Brittany Runs a Marathon
John Wick: Chapter 3 - Parabellum
Forgot your password?
Don't have an account? Sign up here
and the Terms and Policies,
and to receive email from Rotten Tomatoes and Fandango.
Already have an account? Log in here
Please enter your email address and we will email you a new password.
Packed with visceral visuals and refreshing throwbacks, the premiere of season two affirms Star Trek: Discovery is on the right track.
[Rapp] has been given an unreasonable amount of dramatic heavy-lifting, and carried it off with aplomb.
Brother does an expert job at establishing the central narrative drives for the season, from an overall season arc perspective, to inter-character relationships and issues.
Tilly, meanwhile, was just as delightful as always... Stamets might want her to "say fewer things," but I don't!

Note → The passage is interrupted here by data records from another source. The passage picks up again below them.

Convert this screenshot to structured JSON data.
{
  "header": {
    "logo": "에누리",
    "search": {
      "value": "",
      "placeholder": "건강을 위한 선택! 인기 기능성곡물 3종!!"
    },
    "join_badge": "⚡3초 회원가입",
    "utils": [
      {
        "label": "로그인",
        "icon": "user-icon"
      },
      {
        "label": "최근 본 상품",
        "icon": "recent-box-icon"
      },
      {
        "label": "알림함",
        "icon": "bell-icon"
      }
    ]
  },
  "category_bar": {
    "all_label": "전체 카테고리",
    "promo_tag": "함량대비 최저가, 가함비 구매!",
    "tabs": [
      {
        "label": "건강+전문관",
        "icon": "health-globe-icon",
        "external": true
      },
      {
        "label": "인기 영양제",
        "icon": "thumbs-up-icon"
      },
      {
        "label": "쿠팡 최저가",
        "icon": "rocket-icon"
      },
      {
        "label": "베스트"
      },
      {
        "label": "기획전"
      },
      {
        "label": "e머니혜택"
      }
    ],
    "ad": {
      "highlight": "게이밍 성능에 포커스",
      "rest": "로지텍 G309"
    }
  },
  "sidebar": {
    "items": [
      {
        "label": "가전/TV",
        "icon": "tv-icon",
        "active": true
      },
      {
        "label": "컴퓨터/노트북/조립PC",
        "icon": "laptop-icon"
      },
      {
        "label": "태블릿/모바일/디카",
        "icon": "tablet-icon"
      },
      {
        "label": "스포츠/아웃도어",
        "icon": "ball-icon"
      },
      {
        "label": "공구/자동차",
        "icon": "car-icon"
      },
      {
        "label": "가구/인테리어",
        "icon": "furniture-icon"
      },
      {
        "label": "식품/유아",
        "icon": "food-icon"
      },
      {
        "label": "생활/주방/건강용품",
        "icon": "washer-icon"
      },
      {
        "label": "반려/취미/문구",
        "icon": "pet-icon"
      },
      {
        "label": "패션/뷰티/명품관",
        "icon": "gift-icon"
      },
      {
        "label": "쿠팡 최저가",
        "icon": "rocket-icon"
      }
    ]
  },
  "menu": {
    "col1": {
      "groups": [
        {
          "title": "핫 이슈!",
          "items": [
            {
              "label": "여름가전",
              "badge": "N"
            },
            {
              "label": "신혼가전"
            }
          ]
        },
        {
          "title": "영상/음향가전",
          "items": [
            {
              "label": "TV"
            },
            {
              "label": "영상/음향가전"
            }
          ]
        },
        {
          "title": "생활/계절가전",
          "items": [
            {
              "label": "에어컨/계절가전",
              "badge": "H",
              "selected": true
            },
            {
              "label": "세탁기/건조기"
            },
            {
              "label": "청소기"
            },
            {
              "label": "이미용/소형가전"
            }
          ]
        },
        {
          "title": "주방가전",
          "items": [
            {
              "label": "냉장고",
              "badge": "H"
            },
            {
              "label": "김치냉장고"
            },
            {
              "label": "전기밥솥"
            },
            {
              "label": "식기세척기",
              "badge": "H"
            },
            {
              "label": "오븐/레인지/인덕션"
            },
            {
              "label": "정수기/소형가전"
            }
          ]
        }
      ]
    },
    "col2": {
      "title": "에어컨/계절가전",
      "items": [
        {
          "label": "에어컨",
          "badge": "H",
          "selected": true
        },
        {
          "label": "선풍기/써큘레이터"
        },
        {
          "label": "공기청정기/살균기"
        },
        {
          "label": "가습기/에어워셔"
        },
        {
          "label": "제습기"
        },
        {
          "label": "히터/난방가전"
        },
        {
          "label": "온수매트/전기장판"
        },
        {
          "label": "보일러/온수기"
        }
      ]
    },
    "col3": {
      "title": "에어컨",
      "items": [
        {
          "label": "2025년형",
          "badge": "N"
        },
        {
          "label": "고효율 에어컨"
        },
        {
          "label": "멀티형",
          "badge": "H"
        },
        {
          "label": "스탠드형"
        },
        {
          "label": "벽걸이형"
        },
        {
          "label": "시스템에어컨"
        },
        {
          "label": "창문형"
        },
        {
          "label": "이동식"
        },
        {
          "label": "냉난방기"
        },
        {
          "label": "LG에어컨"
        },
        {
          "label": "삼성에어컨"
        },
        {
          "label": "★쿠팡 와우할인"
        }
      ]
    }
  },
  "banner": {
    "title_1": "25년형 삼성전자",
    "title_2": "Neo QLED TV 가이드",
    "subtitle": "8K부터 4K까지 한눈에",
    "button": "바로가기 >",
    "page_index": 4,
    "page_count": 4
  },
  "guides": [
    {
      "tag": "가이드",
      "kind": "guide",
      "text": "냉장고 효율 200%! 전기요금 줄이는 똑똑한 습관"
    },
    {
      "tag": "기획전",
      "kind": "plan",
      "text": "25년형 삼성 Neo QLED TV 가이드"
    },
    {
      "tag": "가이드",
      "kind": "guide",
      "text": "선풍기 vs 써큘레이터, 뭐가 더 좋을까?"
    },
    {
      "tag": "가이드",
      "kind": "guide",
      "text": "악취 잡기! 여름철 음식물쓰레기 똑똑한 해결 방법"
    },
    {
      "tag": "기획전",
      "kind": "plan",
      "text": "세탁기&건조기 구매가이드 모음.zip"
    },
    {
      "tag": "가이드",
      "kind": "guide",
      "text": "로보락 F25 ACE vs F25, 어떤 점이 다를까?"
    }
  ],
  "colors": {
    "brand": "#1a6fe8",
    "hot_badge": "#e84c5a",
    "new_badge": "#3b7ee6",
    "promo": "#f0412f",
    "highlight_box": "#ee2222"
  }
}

I knew Star Trek: Discovery was the most progressive Star Trek show to date, but was this a hilarious step too far? (Eh, maybe not.)
With the debut of the red Starfleet uniform on Discovery, it's perhaps inevitable the series would have a little fun subverting five decades' worth of expectations.
If the tightly-structured first episode, directed by Kurtzman and titled "Brother," is any indication, "Discovery" has found its own quicker than its predecessors.
The ability of "Brother" to walk the line between the funny and the grisly here is admirable.
Jet. Reno. That is a Good Space Name... If Jet Reno - JET RENO! - is there, so am I.
Some of my favorite moments in "Brother" were the jokes, and nearly all of them worked without breaking the mood.
New characters introduced in interesting ways. Check. New mission set up with a good dose of mystery and potential disaster. Check.